Six thousand years ago… that’s when the first enterprising Chinese man named Xiang Lau started the self-storage story. Legend has it that he had collected some of the bones of his enemies, but his wife kept tripping over them, and she made her husband get them out of the house, according to History.
So, Xiang Lau built a hut for his war trophies, which gave him an idea– he started charging his neighbors to store their valuables alongside his bone-hut. Lau also threw in a free ox rental to sweeten the deal.
Today, Lau’s legacy can’t be contained. Storage containers across the country cover 2.3 billion acres of land combined. And the reality show Storage Wars made the eclectic, the exotic, and the expensive contents of American packrats a thing of legend: From the James Bond car to a missing human leg inside of a BBQ grill, storage units held the American people spellbound.
But these containers are only the end of a very long story: And that story starts with a very different kind of container: Warehouses.
Perhaps one of the greatest behind the scenes battles of the supply chain is the lack of warehouses in the United States. They are the middle link in the chain between field and factory to stove and stoop.
“Demand for warehouse space is at an all-time high. The warehouse vacancy rate in the country is currently below 4%, a record low, with no signs of improvement,” according to Globe News Wire.
Warehouse availability helps keep the supply chain more stable, while making goods feel like they really are just a click away. But it’s a geographically challenging question– warehouses must be built near densely populated metropolitan areas to be effective, but that real estate is ever scarcer and tends to be pricey, making the build more difficult to justify for logistics teams.
The Wall Street Journal did an excellent job covering the Battle Royale for warehousing– And Blue Eagle’s Pennsylvania was featured as one of the locations in the United States that is a battleground for the Warehouse Wars.

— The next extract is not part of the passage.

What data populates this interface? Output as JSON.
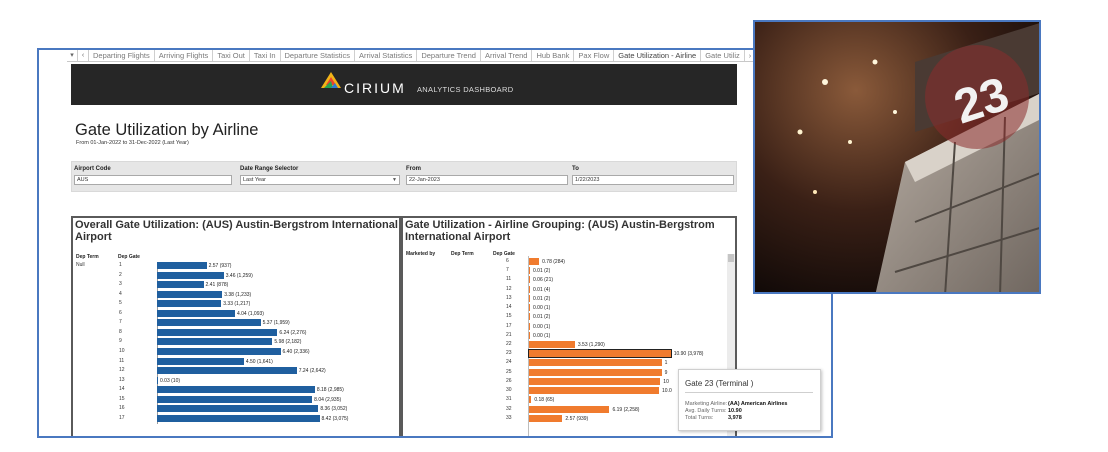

Local government leaders continue to attempt to pick winners and losers, while rewarding rent
seekers. Pennsylvania sorely needs an upgrade to its primary and secondary road
infrastructure to support the 75,000 hard-working taxpayers who work in the logistics and
Globe News Wire continues that the supply chain itself is contributing to the shortage of warehouses: “The supply chain is also slowing the construction of new warehouses and storage spaces, and building supplies have been susceptible to shortages and delays. This has halted or restricted construction projects in many cases across the country.”
But conveying this issue and its importance to the public is a true challenge: It’s easy for the media to convey the inherent issues with cargo ships, empty shelves, and skyrocketing prices: From fifty dollar flank steaks to constellations of ships trapped in Shanghai, the stories almost tell themselves. But the optics of a lack of warehousing are just not that juicy.
Nevertheless, on the bright side, the demand is definitely indicative of a broader picture of economic growth. No bones about it.